Raising fares better than cutting services, says TfL exec as Mayor’s decision on price hike looms
Increasing bus and tube fares is always better than cutting services, Transport for London’s chief technology officer Shashi Verma said today.
Verma told members of London Assembly’s transport committee that “a service cut is much worse than a fare increase” as cuts usually lead to a bigger decrease in passenger demand.
“A 1 per cent increase in fares leads to a 0.3 per cent reduction in demand,” the executive said. “[Whereas] a 1 per cent service cut leads to something between 0.6 and 0.8 per cent reduction in demand.”
Verma’s words come as London mayor Sadiq Khan is set to make a decision on whether to hike fares across the network “very soon”.

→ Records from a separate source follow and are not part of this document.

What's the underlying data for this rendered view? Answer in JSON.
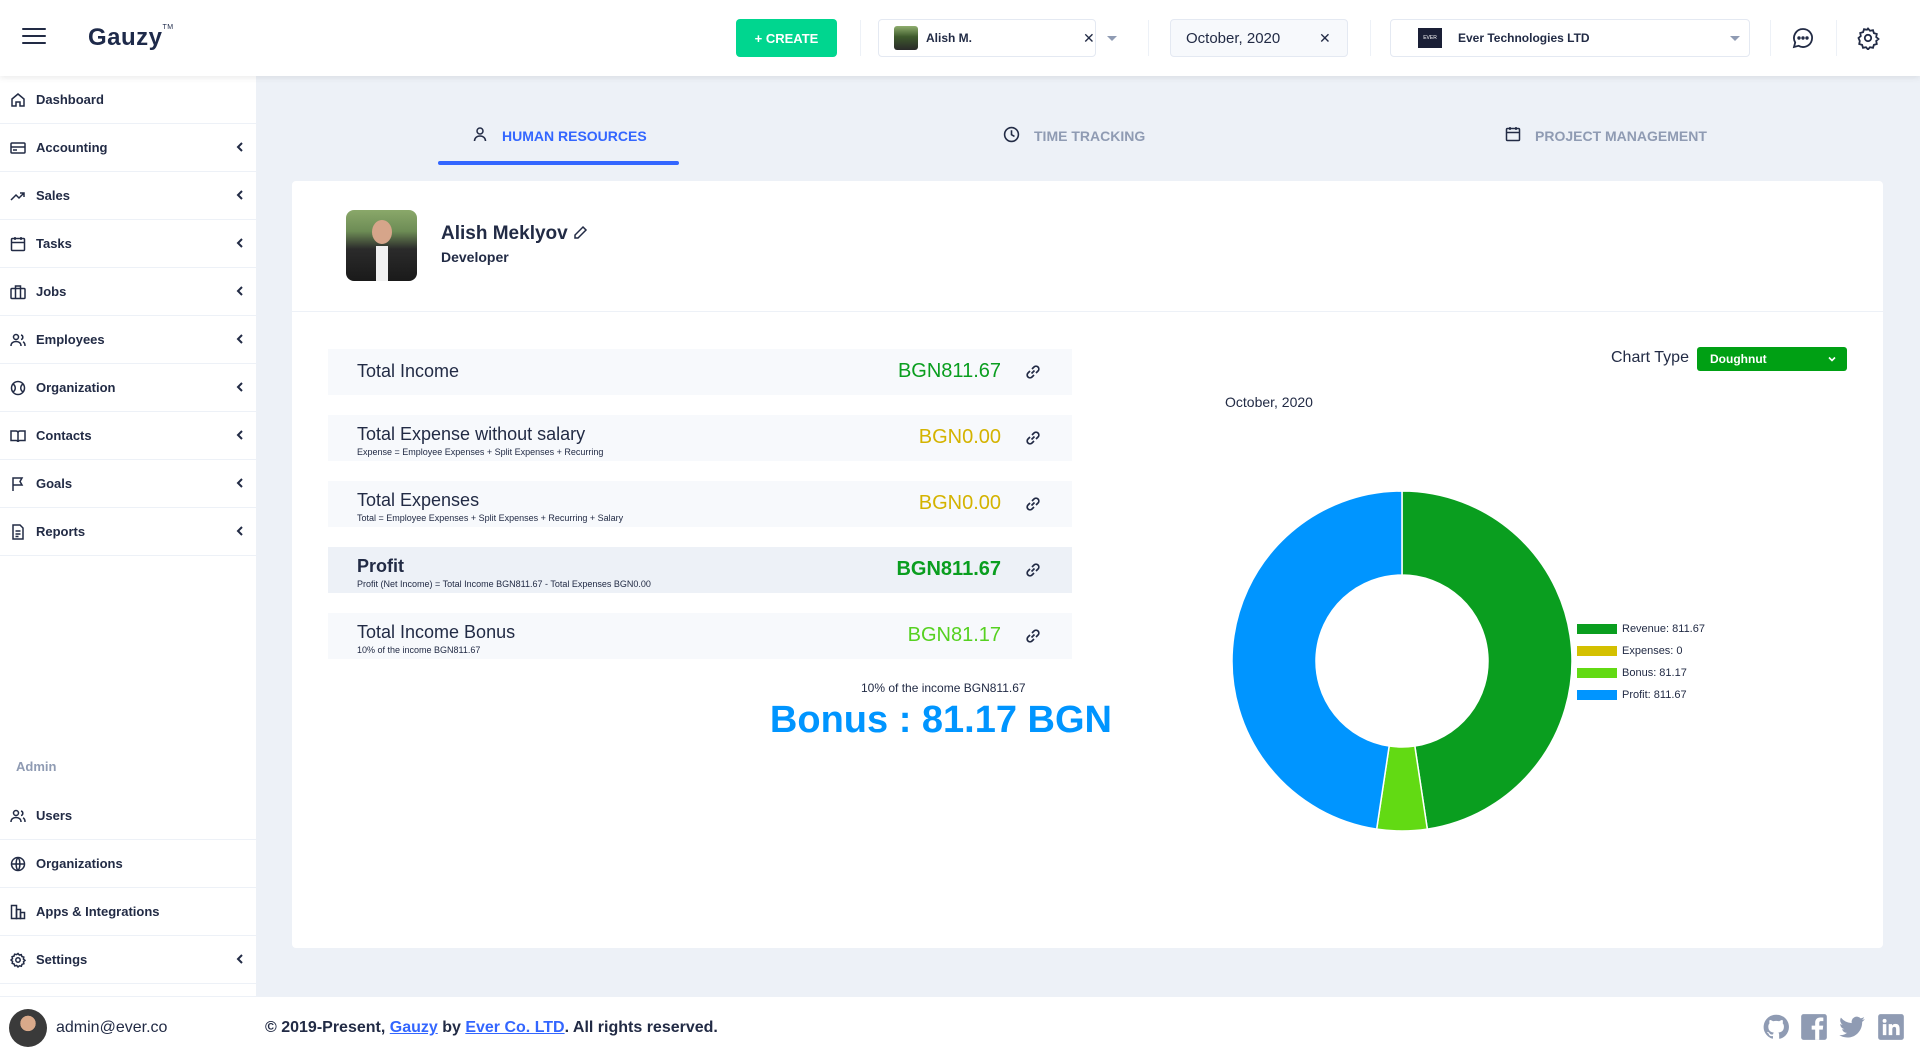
{
  "header": {
    "logo": "Gauzy",
    "logo_tm": "TM",
    "create_label": "+ CREATE",
    "employee": "Alish M.",
    "date": "October, 2020",
    "organization": "Ever Technologies LTD",
    "org_logo_text": "EVER"
  },
  "sidebar": {
    "items": [
      {
        "label": "Dashboard",
        "icon": "home-icon",
        "has_children": false
      },
      {
        "label": "Accounting",
        "icon": "credit-card-icon",
        "has_children": true
      },
      {
        "label": "Sales",
        "icon": "trending-up-icon",
        "has_children": true
      },
      {
        "label": "Tasks",
        "icon": "calendar-icon",
        "has_children": true
      },
      {
        "label": "Jobs",
        "icon": "briefcase-icon",
        "has_children": true
      },
      {
        "label": "Employees",
        "icon": "people-icon",
        "has_children": true
      },
      {
        "label": "Organization",
        "icon": "globe-icon",
        "has_children": true
      },
      {
        "label": "Contacts",
        "icon": "book-icon",
        "has_children": true
      },
      {
        "label": "Goals",
        "icon": "flag-icon",
        "has_children": true
      },
      {
        "label": "Reports",
        "icon": "file-text-icon",
        "has_children": true
      }
    ],
    "admin_label": "Admin",
    "admin_items": [
      {
        "label": "Users",
        "icon": "people-icon",
        "has_children": false
      },
      {
        "label": "Organizations",
        "icon": "globe-icon",
        "has_children": false
      },
      {
        "label": "Apps & Integrations",
        "icon": "layers-icon",
        "has_children": false
      },
      {
        "label": "Settings",
        "icon": "settings-icon",
        "has_children": true
      }
    ]
  },
  "tabs": [
    {
      "label": "HUMAN RESOURCES",
      "icon": "person-icon",
      "active": true
    },
    {
      "label": "TIME TRACKING",
      "icon": "clock-icon",
      "active": false
    },
    {
      "label": "PROJECT MANAGEMENT",
      "icon": "calendar-icon",
      "active": false
    }
  ],
  "profile": {
    "name": "Alish Meklyov",
    "role": "Developer"
  },
  "stats": [
    {
      "title": "Total Income",
      "subtitle": "",
      "value": "BGN811.67",
      "color": "#0a9e1f",
      "bold": false
    },
    {
      "title": "Total Expense without salary",
      "subtitle": "Expense = Employee Expenses + Split Expenses + Recurring",
      "value": "BGN0.00",
      "color": "#d4b300",
      "bold": false
    },
    {
      "title": "Total Expenses",
      "subtitle": "Total = Employee Expenses + Split Expenses + Recurring + Salary",
      "value": "BGN0.00",
      "color": "#d4b300",
      "bold": false
    },
    {
      "title": "Profit",
      "subtitle": "Profit (Net Income) = Total Income BGN811.67 - Total Expenses BGN0.00",
      "value": "BGN811.67",
      "color": "#0a9e1f",
      "bold": true
    },
    {
      "title": "Total Income Bonus",
      "subtitle": "10% of the income BGN811.67",
      "value": "BGN81.17",
      "color": "#56d121",
      "bold": false
    }
  ],
  "bonus": {
    "note": "10% of the income BGN811.67",
    "headline": "Bonus : 81.17 BGN"
  },
  "chart_controls": {
    "label": "Chart Type",
    "selected": "Doughnut"
  },
  "chart_data": {
    "type": "doughnut",
    "title": "October, 2020",
    "series": [
      {
        "name": "Revenue",
        "value": 811.67,
        "color": "#0a9e1f"
      },
      {
        "name": "Expenses",
        "value": 0,
        "color": "#d4c000"
      },
      {
        "name": "Bonus",
        "value": 81.17,
        "color": "#62da13"
      },
      {
        "name": "Profit",
        "value": 811.67,
        "color": "#0095ff"
      }
    ],
    "legend_position": "right"
  },
  "footer": {
    "email": "admin@ever.co",
    "copyright_prefix": "© 2019-Present, ",
    "gauzy_link": "Gauzy",
    "by": " by ",
    "ever_link": "Ever Co. LTD",
    "suffix": ". All rights reserved."
  }
}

Khan will need to decide if he will raise tube and bus fares by 5.9 per cent – in line with what the government announced for rail in mid-December.
The mayor told ITV last week that he wanted to limit the rise to 4 per cent but he was tied to the government’s long-term funding deal for TfL.
Announced in late August following a drawn out dispute between City Hall and government ministers, the deal will keep TfL running until the spring of 2024.
As part of the agreement, the public network will receive an additional £1.2bn base funding on top of £3.6bn of capital funding.
But in return, the government has demanded TfL increase its revenues from £500m to £1bn per year, which included hiking fares.
Deputy mayor for transport Seb Dance said Khan might be forced to hike fares in line with government guidance as any shortfall would have to be made up by TfL.
“The agreement is very clear that any shortfall between the government’s announced figure and the figure the mayor decides on has to be made up by TfL,” Dance told committee members.
If TfL failed to make up for the shortfall, the government might withdraw its support, Dance added.
“So if we receive less support from the government, then obviously we need to find the money elsewhere,” he said. “And that would make a difficult situation more difficult.”